Published on November 27, 2018

Michael Hainkel, executive vice president and chief tax officer for Lionsgate Entertainment.

Acquiring information in a timely manner is important for all professions, but for tax professionals, it’s especially critical.

“Tax professionals live and die on obtaining information they need,” said Michael Hainkel, executive vice president and chief tax officer for Lionsgate Entertainment, which includes a range of subsidiaries and projects in film, television, home video, music publishing and interactive video game development.

Hainkel, who graduated from the University of Houston with a BBA and master’s degree in accounting in the 1970s, says the longtime challenge has only gotten worse in recent years.

“Companies are running leaner and leaner,” Hainkel said.  “Many people do not have the time to do their jobs, much less provide information to people in another group. We had to change the culture by convincing people it was in the company’s and their best interest to assist us.”

Here, in his words, is how he and his staff created that change at Lionsgate:

  • First, we built relationships with the people in other groups so we could create the opportunity to explain how we could work together to minimize tax liabilities.
  • Second, we gave the credit to whomever brought us the documents, analysis or raised the question that allowed us to optimize our tax position.
  • Third, we bragged on those people to their bosses, their bosses’ bosses, their colleagues and Human Resources. I brought officers down to people’s desks or offices to thank them for their contribution. We tracked the savings generated from these efforts and reminded people to include the savings in their accomplishments prior to their performance evaluations. People soon realized that helping us made the company more profitable, increased their bonuses and they could obtain more recognition helping us than for doing their job.
  • Fourth, we showed department heads how we could help them stretch their budgets.
  • Fifth, we presented the results of these efforts to management, with a list of the people who helped, to demonstrate how many ways the company could save money. At every step, we said, ‘Thank you,’ to everyone who helped us.

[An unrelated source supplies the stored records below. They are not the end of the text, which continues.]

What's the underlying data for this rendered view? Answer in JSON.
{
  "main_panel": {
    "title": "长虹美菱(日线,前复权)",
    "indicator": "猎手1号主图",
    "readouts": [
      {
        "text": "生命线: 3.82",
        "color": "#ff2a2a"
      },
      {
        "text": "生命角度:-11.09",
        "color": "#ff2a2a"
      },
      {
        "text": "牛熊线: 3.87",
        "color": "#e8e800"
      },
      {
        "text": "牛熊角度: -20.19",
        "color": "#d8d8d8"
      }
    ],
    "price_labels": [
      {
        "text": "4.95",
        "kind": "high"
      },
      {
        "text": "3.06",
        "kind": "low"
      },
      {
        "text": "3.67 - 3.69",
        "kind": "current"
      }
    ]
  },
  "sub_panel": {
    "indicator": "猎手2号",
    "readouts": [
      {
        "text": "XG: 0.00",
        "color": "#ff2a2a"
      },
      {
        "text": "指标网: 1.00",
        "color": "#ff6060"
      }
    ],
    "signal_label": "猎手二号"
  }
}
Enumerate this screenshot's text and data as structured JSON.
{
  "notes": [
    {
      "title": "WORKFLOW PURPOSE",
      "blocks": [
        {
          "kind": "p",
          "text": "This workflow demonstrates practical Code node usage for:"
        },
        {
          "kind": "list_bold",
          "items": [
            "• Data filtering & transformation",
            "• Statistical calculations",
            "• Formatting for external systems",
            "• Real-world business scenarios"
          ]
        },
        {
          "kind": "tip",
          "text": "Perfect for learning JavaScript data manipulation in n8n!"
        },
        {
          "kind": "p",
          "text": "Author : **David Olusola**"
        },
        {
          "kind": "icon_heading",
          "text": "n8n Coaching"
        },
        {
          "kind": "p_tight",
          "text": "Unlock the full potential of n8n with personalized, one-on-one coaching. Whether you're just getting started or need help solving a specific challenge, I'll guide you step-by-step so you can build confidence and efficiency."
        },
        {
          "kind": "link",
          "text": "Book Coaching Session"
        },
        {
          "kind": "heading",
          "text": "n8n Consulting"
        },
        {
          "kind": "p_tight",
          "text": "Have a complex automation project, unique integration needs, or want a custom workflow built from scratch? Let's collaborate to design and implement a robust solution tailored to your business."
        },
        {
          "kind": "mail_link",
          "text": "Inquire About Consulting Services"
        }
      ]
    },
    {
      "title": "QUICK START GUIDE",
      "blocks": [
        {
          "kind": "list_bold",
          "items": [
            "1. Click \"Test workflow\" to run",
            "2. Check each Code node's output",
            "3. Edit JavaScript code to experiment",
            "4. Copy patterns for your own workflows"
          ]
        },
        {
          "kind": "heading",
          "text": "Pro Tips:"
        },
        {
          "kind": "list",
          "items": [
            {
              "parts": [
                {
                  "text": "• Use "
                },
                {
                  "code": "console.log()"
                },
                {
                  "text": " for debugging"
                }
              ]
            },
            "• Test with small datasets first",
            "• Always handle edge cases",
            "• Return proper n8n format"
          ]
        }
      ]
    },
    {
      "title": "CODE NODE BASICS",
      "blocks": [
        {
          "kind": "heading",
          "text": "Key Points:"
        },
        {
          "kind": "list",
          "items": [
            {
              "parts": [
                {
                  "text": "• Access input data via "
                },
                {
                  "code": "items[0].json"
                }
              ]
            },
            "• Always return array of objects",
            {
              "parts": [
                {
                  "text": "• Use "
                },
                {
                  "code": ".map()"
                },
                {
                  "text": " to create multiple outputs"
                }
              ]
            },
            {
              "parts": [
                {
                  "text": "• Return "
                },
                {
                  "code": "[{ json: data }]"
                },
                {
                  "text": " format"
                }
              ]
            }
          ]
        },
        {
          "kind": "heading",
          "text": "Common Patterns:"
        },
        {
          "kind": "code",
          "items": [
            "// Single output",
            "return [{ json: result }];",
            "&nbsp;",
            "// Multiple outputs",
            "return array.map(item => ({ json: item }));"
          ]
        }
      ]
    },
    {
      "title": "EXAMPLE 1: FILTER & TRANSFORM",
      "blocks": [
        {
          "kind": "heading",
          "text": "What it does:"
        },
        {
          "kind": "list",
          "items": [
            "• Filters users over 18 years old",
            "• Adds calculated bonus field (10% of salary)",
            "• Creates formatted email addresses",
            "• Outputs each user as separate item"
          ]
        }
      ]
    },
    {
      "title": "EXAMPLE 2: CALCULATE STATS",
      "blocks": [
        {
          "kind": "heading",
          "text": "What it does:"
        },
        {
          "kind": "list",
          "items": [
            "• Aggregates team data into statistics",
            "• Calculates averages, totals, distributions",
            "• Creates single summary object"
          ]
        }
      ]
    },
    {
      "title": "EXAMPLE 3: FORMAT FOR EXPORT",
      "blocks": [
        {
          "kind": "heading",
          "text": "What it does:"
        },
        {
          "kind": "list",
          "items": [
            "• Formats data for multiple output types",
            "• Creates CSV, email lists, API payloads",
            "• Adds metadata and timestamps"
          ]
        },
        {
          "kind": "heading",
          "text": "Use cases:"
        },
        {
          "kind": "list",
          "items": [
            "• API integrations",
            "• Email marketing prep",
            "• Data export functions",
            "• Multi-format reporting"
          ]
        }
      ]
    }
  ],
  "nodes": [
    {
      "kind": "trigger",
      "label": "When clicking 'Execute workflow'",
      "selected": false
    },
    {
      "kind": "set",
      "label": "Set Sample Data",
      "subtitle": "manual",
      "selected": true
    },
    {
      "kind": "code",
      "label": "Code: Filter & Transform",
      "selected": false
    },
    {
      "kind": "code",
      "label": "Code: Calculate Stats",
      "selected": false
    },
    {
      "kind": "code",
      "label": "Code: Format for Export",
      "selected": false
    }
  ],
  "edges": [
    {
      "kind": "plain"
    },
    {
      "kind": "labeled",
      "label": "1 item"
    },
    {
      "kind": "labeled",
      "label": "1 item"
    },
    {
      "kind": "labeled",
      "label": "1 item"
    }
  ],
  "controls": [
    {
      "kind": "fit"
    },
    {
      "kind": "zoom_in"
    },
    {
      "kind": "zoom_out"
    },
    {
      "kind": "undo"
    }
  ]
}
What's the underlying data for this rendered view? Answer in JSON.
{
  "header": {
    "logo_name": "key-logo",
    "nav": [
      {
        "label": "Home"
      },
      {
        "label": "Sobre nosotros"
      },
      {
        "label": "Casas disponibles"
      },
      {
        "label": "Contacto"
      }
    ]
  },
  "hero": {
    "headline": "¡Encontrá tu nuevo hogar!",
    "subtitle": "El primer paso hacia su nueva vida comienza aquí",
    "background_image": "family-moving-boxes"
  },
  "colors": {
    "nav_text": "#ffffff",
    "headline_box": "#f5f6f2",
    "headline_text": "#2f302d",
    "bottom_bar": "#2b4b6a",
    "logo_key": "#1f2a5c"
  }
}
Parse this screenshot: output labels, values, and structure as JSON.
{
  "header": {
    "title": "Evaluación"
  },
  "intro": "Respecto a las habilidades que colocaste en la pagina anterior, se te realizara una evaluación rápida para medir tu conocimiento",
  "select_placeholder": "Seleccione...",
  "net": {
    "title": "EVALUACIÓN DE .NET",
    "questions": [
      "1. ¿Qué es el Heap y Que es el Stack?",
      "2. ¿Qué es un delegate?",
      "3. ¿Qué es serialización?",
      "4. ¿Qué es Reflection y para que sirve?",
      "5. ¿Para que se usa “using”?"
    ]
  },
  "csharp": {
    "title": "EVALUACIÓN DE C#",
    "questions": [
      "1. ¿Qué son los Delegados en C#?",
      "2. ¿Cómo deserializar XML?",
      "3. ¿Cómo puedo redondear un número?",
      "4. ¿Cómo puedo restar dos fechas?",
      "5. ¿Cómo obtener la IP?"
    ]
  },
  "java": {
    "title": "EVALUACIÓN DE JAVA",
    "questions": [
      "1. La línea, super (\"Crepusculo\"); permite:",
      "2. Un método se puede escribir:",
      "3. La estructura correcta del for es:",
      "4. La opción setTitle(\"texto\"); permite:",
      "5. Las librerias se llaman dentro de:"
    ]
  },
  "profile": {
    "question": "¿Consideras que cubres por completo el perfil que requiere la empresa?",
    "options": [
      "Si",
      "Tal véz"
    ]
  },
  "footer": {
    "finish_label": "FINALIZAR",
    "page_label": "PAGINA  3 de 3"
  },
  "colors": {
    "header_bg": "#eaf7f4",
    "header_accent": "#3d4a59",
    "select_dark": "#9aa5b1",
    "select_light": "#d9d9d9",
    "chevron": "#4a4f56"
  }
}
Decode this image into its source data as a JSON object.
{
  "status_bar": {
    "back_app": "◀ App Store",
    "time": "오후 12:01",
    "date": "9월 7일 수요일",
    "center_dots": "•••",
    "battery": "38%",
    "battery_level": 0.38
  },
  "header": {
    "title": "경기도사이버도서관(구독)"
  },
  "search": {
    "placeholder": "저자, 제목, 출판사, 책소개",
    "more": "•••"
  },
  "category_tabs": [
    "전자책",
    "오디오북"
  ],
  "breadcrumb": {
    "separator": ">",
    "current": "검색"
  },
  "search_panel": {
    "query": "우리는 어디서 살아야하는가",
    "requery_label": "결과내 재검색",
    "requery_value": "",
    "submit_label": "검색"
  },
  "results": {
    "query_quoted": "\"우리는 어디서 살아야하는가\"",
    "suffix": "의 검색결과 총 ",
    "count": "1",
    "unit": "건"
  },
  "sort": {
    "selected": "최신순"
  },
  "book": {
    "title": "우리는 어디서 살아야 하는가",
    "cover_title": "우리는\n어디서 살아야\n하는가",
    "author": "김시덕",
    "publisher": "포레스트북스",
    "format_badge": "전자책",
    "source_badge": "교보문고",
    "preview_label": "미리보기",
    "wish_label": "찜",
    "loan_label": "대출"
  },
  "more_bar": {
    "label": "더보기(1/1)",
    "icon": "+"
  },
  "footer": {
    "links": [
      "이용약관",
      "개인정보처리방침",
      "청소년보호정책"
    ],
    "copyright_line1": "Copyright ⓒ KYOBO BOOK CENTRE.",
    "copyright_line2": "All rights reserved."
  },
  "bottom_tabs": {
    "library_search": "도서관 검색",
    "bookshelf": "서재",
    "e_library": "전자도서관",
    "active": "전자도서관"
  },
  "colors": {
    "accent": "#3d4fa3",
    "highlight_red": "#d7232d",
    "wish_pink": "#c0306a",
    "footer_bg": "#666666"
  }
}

“The result of our efforts was that almost everyone in the company wanted to work with us on our projects and seek our advice on theirs,” Hainkel said. “Earnings have been materially increased. “

By Julie Bonnin